Democratic Gov. Janet Mills said Friday she would allow the bill to become law without her signature in January 2020, which means that the system won't be used in the state's March 3 presidential primary. Instead, the bill won't take effect until 90 days after the next legislative session adjourns in April or May.
Ranked voting in Maine was approved by voters in 2016 but only used for federal races and primaries. The system was the subject of controversy in 2018, when Republican U.S. Rep. Bruce Poliquin lost his bid for reelection in Maine’s second house district to Democratic opponent, Jared Golden despite having more votes than his closest opponent.

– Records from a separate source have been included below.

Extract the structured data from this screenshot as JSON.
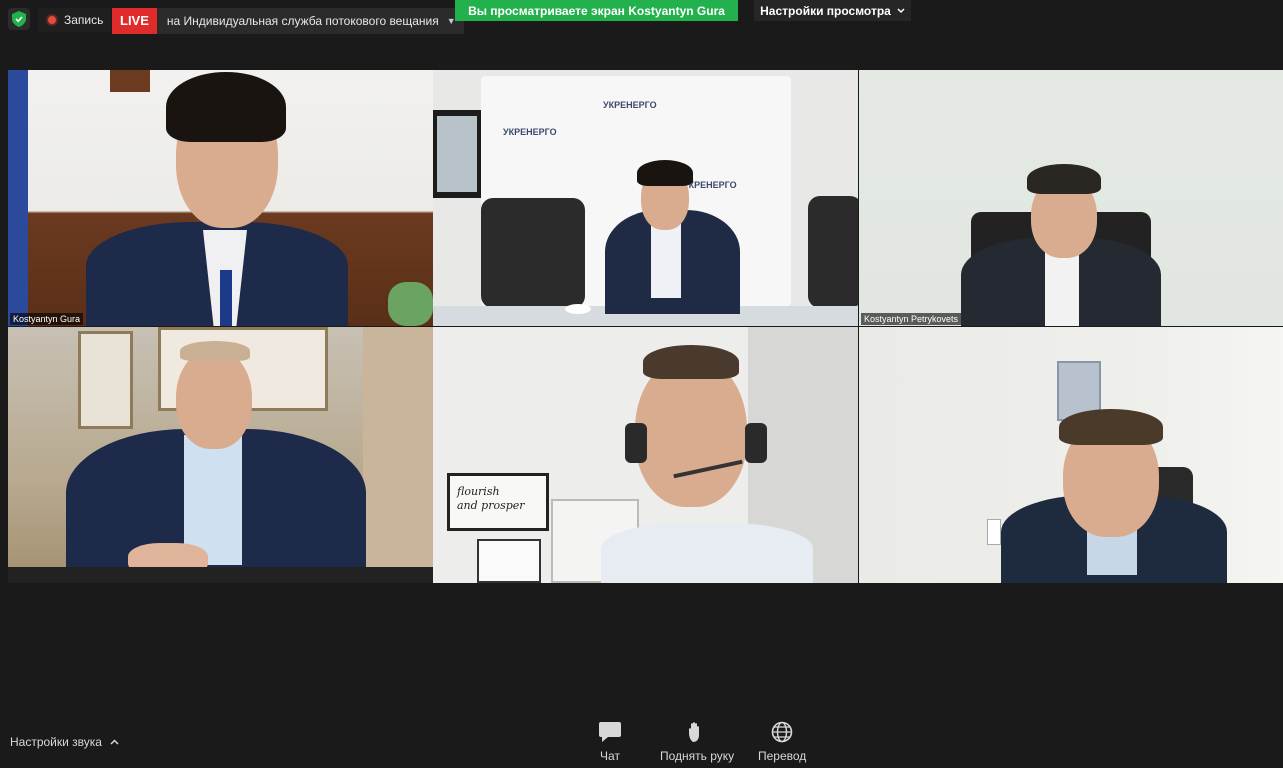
{
  "topbar": {
    "record_label": "Запись",
    "live_badge": "LIVE",
    "live_text": "на Индивидуальная служба потокового вещания",
    "share_banner": "Вы просматриваете экран Kostyantyn Gura",
    "view_options": "Настройки просмотра"
  },
  "tiles": [
    {
      "name": "Kostyantyn Gura"
    },
    {
      "name": ""
    },
    {
      "name": "Kostyantyn Petrykovets"
    },
    {
      "name": ""
    },
    {
      "name": ""
    },
    {
      "name": ""
    }
  ],
  "poster": {
    "line1": "flourish",
    "line2": "and prosper"
  },
  "backdrop_text": "УКРЕНЕРГО",
  "bottombar": {
    "audio_settings": "Настройки звука",
    "chat": "Чат",
    "raise_hand": "Поднять руку",
    "translate": "Перевод"
  },
  "colors": {
    "share_green": "#23b14d",
    "live_red": "#e02b2b",
    "background": "#1a1a1a"
  }
}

That's because under the ranked voting system, voters categorize a crowded field of candidates from favorite to least favorite. If a candidate fails to win the majority of votes, the last-place finisher is eliminated and the second-choice votes of everyone who ranked that candidate first are allocated until someone receives more than 50 percent.
Poliquin argued in federal court that ranked voting is unconstitutional because its unique runoff system produces a “faux majority” winner of elections and confuses voters. U.S. District Judge Lance Walker disagreed, ruling that critics can question the wisdom of ranked-choice voting, but that such criticism "falls short of constitutional impropriety."

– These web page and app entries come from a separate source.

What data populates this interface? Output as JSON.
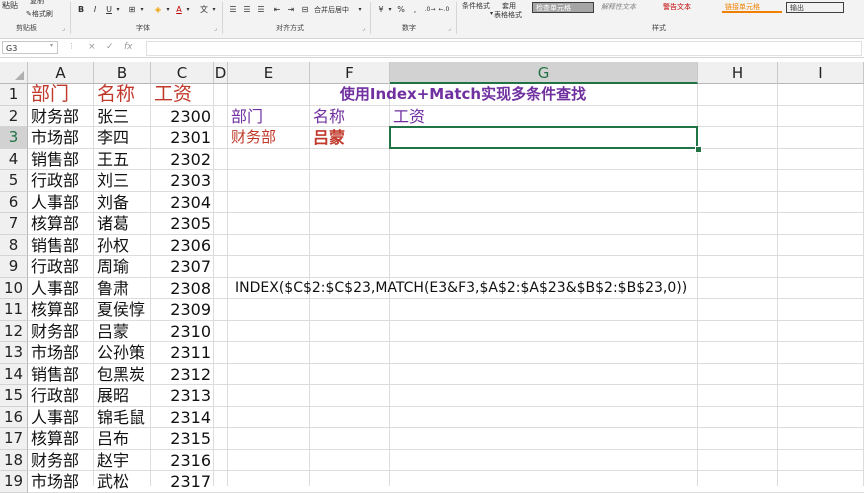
{
  "ribbon": {
    "clipboard": {
      "paste": "粘贴",
      "copy": "复制",
      "format_painter": "格式刷",
      "label": "剪贴板"
    },
    "font": {
      "bold": "B",
      "italic": "I",
      "underline": "U",
      "font_color_glyph": "A",
      "wen": "文",
      "label": "字体"
    },
    "alignment": {
      "merge_center": "合并后居中",
      "label": "对齐方式"
    },
    "number": {
      "currency": "¥",
      "percent": "%",
      "thousands": ",",
      "label": "数字"
    },
    "styles": {
      "conditional_format": "条件格式",
      "format_table_line1": "套用",
      "format_table_line2": "表格格式",
      "check_cell": "检查单元格",
      "explanatory": "解释性文本",
      "warning": "警告文本",
      "linked_cell": "链接单元格",
      "output": "输出",
      "label": "样式"
    }
  },
  "formula_bar": {
    "name_box": "G3",
    "cancel": "×",
    "enter": "✓",
    "fx": "fx",
    "value": ""
  },
  "columns": [
    "A",
    "B",
    "C",
    "D",
    "E",
    "F",
    "G",
    "H",
    "I"
  ],
  "rows": [
    "1",
    "2",
    "3",
    "4",
    "5",
    "6",
    "7",
    "8",
    "9",
    "10",
    "11",
    "12",
    "13",
    "14",
    "15",
    "16",
    "17",
    "18",
    "19"
  ],
  "headers": {
    "dept": "部门",
    "name": "名称",
    "salary": "工资"
  },
  "table": [
    {
      "dept": "财务部",
      "name": "张三",
      "salary": "2300"
    },
    {
      "dept": "市场部",
      "name": "李四",
      "salary": "2301"
    },
    {
      "dept": "销售部",
      "name": "王五",
      "salary": "2302"
    },
    {
      "dept": "行政部",
      "name": "刘三",
      "salary": "2303"
    },
    {
      "dept": "人事部",
      "name": "刘备",
      "salary": "2304"
    },
    {
      "dept": "核算部",
      "name": "诸葛",
      "salary": "2305"
    },
    {
      "dept": "销售部",
      "name": "孙权",
      "salary": "2306"
    },
    {
      "dept": "行政部",
      "name": "周瑜",
      "salary": "2307"
    },
    {
      "dept": "人事部",
      "name": "鲁肃",
      "salary": "2308"
    },
    {
      "dept": "核算部",
      "name": "夏侯惇",
      "salary": "2309"
    },
    {
      "dept": "财务部",
      "name": "吕蒙",
      "salary": "2310"
    },
    {
      "dept": "市场部",
      "name": "公孙策",
      "salary": "2311"
    },
    {
      "dept": "销售部",
      "name": "包黑炭",
      "salary": "2312"
    },
    {
      "dept": "行政部",
      "name": "展昭",
      "salary": "2313"
    },
    {
      "dept": "人事部",
      "name": "锦毛鼠",
      "salary": "2314"
    },
    {
      "dept": "核算部",
      "name": "吕布",
      "salary": "2315"
    },
    {
      "dept": "财务部",
      "name": "赵宇",
      "salary": "2316"
    },
    {
      "dept": "市场部",
      "name": "武松",
      "salary": "2317"
    }
  ],
  "lookup": {
    "title": "使用Index+Match实现多条件查找",
    "dept_label": "部门",
    "name_label": "名称",
    "salary_label": "工资",
    "dept_value": "财务部",
    "name_value": "吕蒙",
    "formula_text": "INDEX($C$2:$C$23,MATCH(E3&F3,$A$2:$A$23&$B$2:$B$23,0))"
  },
  "selected_cell": "G3",
  "colors": {
    "header_red": "#c0392b",
    "title_purple": "#7030a0",
    "input_red": "#c0392b",
    "selection_green": "#217346",
    "warning_text": "#c00000",
    "linked_text": "#f08000"
  }
}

Supporters of the ranked choice system who have been trying to spread it to more states cheered the expansion Friday. Such advocates hope the law could boost the influence of an independent and third-party presidential candidate in Maine, one of two states that split their electoral votes, and sway the outcome in a tight race.
Mills said Friday that she is confident ranked voting will give "voters a greater voice and it encourages civility among campaigns and candidates at a time when such civility is sorely needed."

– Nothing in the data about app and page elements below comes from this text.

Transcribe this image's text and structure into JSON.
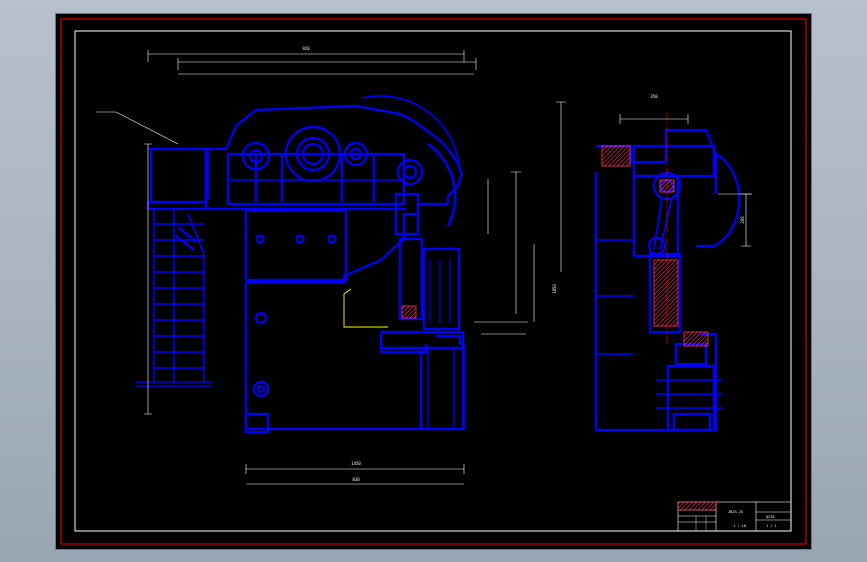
{
  "colors": {
    "background": "#000000",
    "outer_border": "#ff0000",
    "inner_border": "#ffffff",
    "geometry": "#0000ff",
    "dimensions": "#ffffff",
    "section_hatch": "#ff3366",
    "centerline": "#ff0000",
    "highlight": "#ffff00",
    "desktop": "#a9b3c0"
  },
  "drawing": {
    "front_view_dims": [
      "920",
      "1850",
      "1450",
      "830"
    ],
    "side_view_dims": [
      "350",
      "200"
    ]
  },
  "title_block": {
    "drawing_name": "JB23-25",
    "scale_label": "1 : 10",
    "material": "Q235",
    "sheet": "1 / 1"
  }
}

Still, she admitted that there were some "serious questions about the cost and logistics of ranked-choice voting, including collecting and transporting ballots from more than 400 towns in the middle of winter, and questions remain about the actual impact of this particular primary on the selection of delegates to party conventions.”
The bill says using ranked voting in presidential races would have a “minor cost increase.” Democratic Secretary of State Matt Dunlap has estimated primaries implementing the new system could cost $100,000.
“By not signing this bill now, I am giving the Legislature an opportunity to appropriate funds and to take any other appropriate action in the second regular session to fully implement ranked-choice voting in all aspects of presidential elections as the Legislature sees fit,” Mills said.
Opponents of the switch to a primary have until Sept. 18 to submit enough signatures. Then, voters in June would have a chance to weigh in on the law approving the change.
About two dozen cities — Including Cambridge, Mass., and St. Paul, Minn. — allow the use of ranked choice voting in certain elections, according to advocacy group FairVote.
The group says at least a half dozen cities are set to use the system in upcoming elections, while several state Democratic parties, such as in Kansas, plan to use ranked voting in presidential primaries next spring.